■ Your instructions ■
List all the lines in these records that hold "label".

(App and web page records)

_ _ _

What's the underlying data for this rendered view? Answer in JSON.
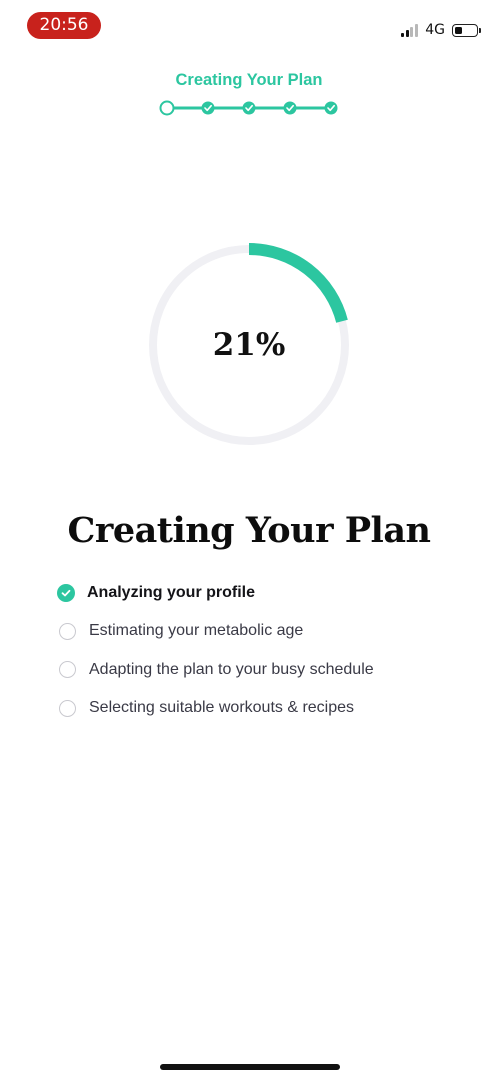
{
  "status_bar": {
    "time": "20:56",
    "network": "4G",
    "signal_bars_filled": 2,
    "signal_bars_total": 4,
    "battery_level": 0.35
  },
  "header": {
    "title": "Creating Your Plan",
    "steps_total": 5,
    "steps": [
      {
        "state": "current"
      },
      {
        "state": "done"
      },
      {
        "state": "done"
      },
      {
        "state": "done"
      },
      {
        "state": "done"
      }
    ]
  },
  "progress": {
    "value": 0.21,
    "label": "21%"
  },
  "main": {
    "title": "Creating Your Plan",
    "items": [
      {
        "label": "Analyzing your profile",
        "done": true
      },
      {
        "label": "Estimating your metabolic age",
        "done": false
      },
      {
        "label": "Adapting the plan to your busy schedule",
        "done": false
      },
      {
        "label": "Selecting suitable workouts & recipes",
        "done": false
      }
    ]
  },
  "colors": {
    "accent": "#2cc6a0",
    "track": "#f0f0f4",
    "status_pill": "#c8221c",
    "inactive_circle": "#c9c9cf"
  },
  "icons": {
    "done": "check-circle-icon",
    "pending": "empty-circle-icon"
  }
}
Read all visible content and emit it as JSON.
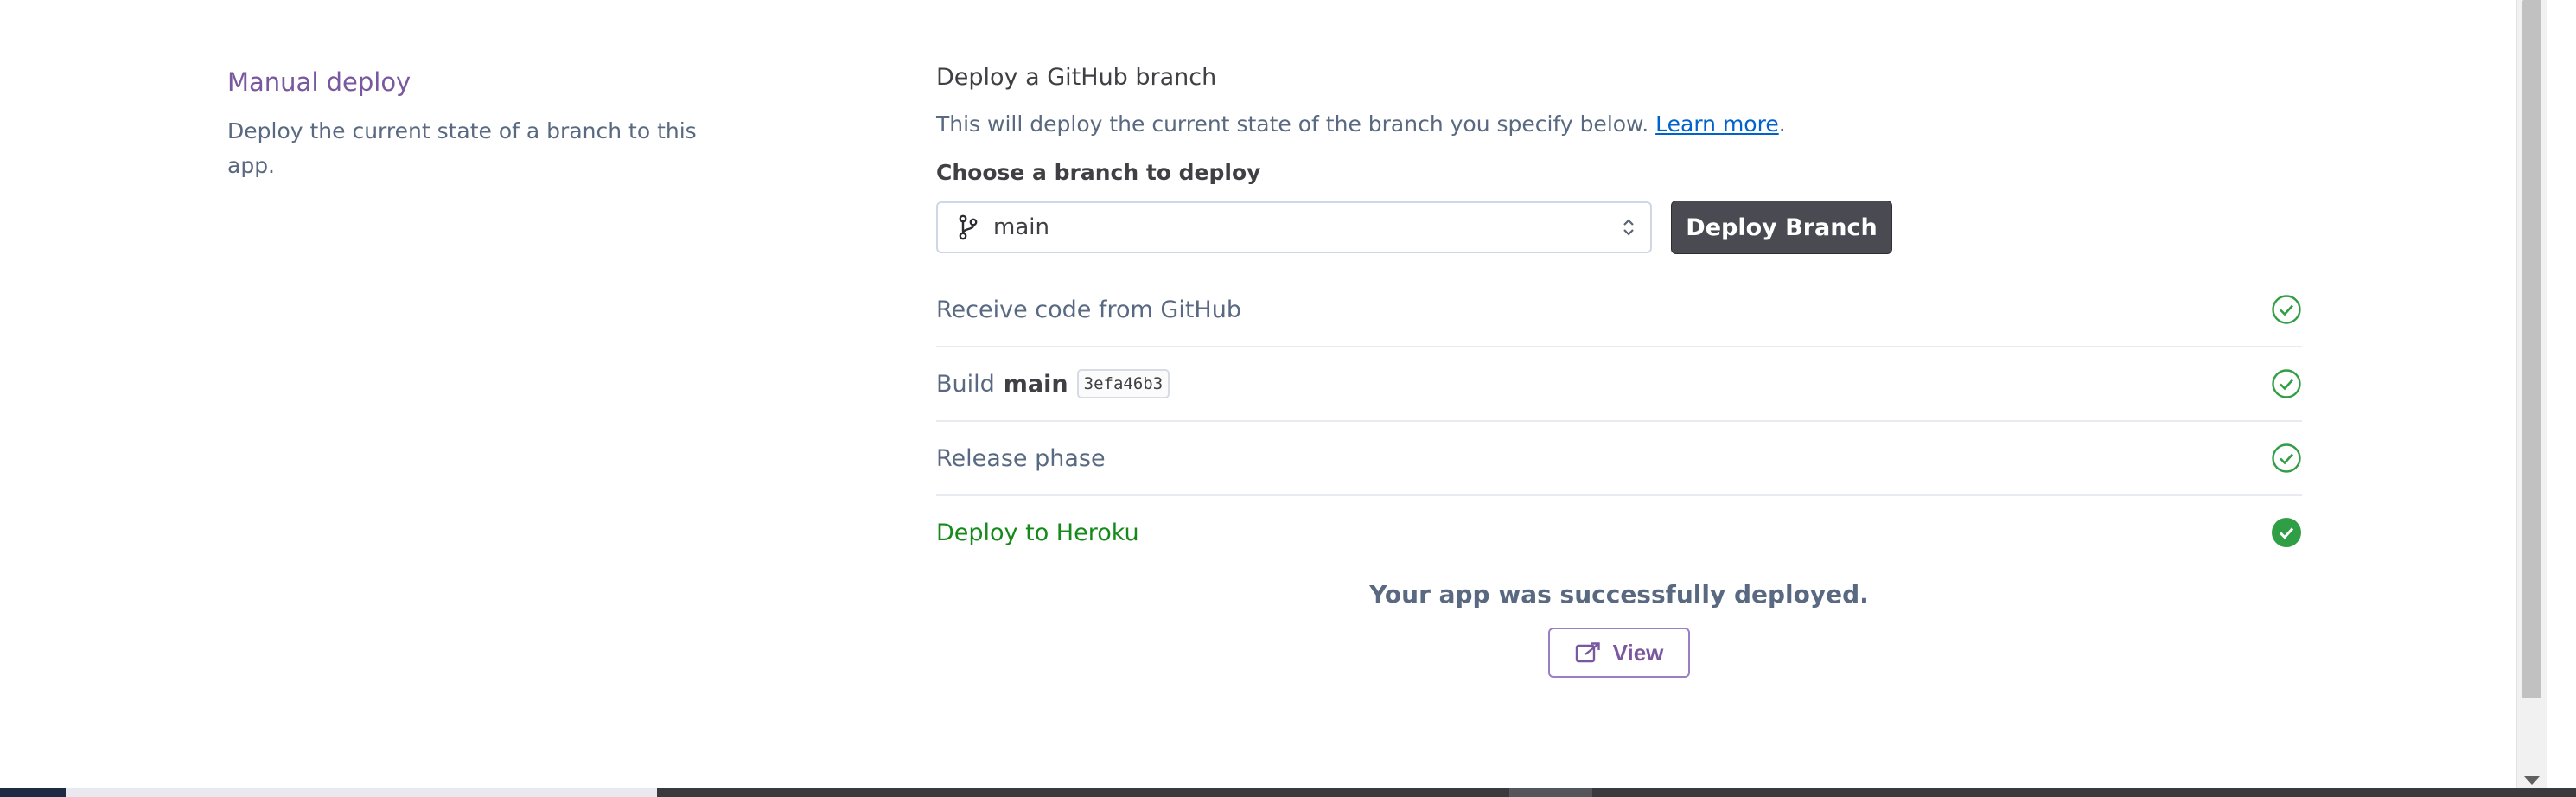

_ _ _

■ Answer to this exercise ■
    "label": "21%"
        "label": "Analyzing your profile",
        "label": "Estimating your metabolic age",
        "label": "Adapting the plan to your busy schedule",
        "label": "Selecting suitable workouts & recipes",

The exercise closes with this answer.